Total nonfarm payroll employment increased by 287,000 in June, and the unemployment rate rose to 4.9 percent, the U.S. Bureau of Labor Statistics reported today. Job growth occurred in leisure and hospitality, health care and social assistance, and financial activities. Employment also increased in information, mostly reflecting the return of workers from a strike.
The change in total nonfarm payroll employment for April was revised from +123,000 to +144,000, and the change for May was revised from +38,000 to +11,000. With these revisions, employment gains in April and May combined were 6,000 less, on net, than previously reported. Over the past 3 months, job gains have averaged 147,000 per month.
In June, average hourly earnings for all employees on private nonfarm payrolls edged up (+2 cents) to $25.61, following a 6-cent increase in May. Over the year, average hourly earnings have risen by 2.6 percent.
The first graph shows the monthly change in payroll jobs, ex-Census (meaning the impact of the decennial Census temporary hires and layoffs is removed – mostly in 2010 – to show the underlying payroll changes).
Total payrolls increased by 287 thousand in June (private payrolls increased 265 thousand).
Payrolls for April and May were revised down by a combined 6 thousand.
In June, the year-over-year change was 2.45 million jobs. A solid gain.
The third graph shows the employment population ratio and the participation rate.
The Labor Force Participation Rate increased in June to 62.7%. This is the percentage of the working age population in the labor force.
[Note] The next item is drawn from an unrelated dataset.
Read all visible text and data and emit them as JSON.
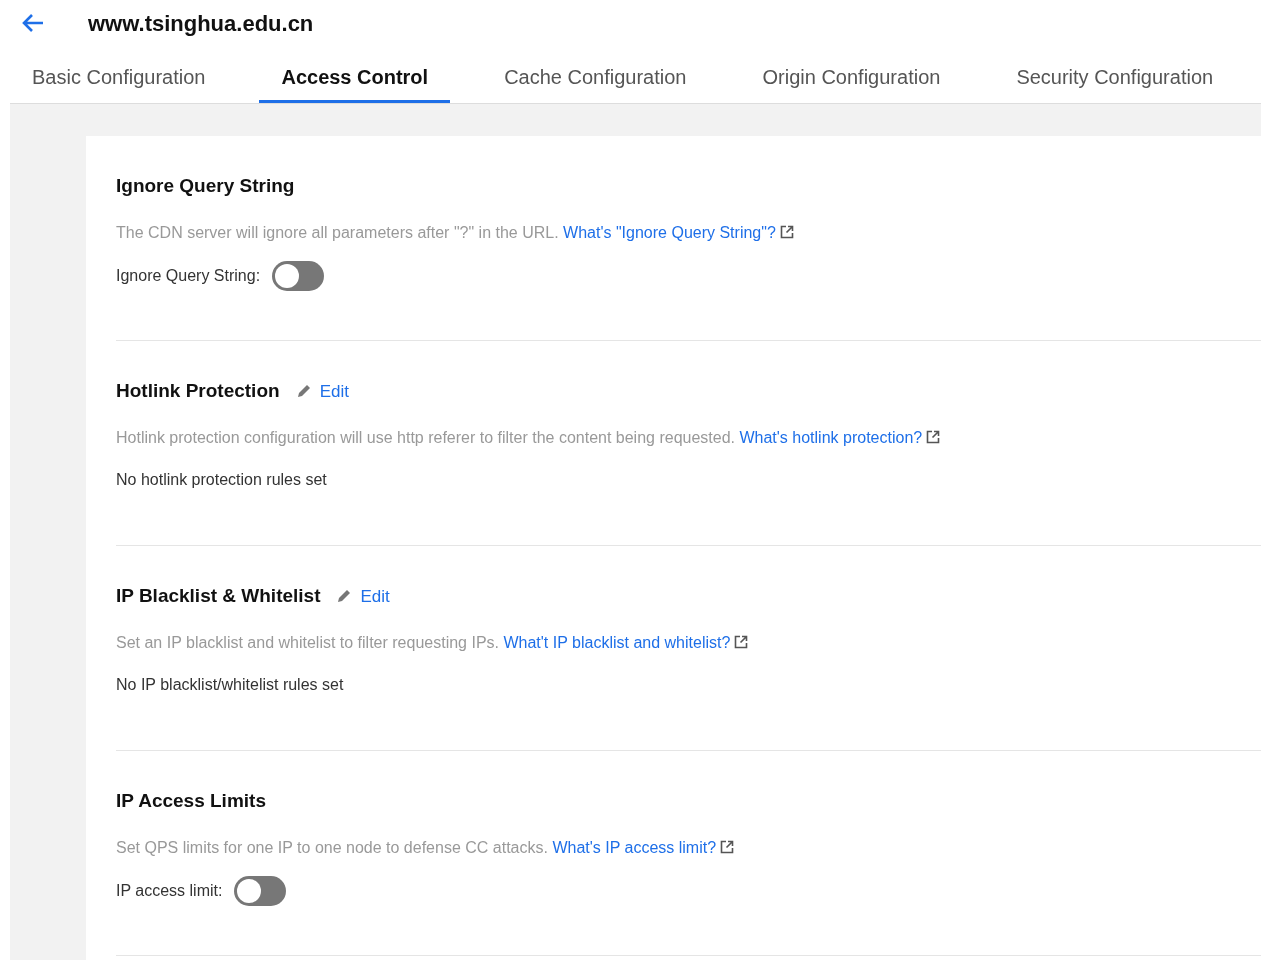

A large portion of the recent decline in the participation rate is due to demographics.
The Employment-Population ratio decreased to 59.6% (black line).
I’ll post the 25 to 54 age group employment-population ratio graph later.
The unemployment rate increased in June to 4.9%.
This was way above expectations of 180,000 jobs.
I’ll have much more later …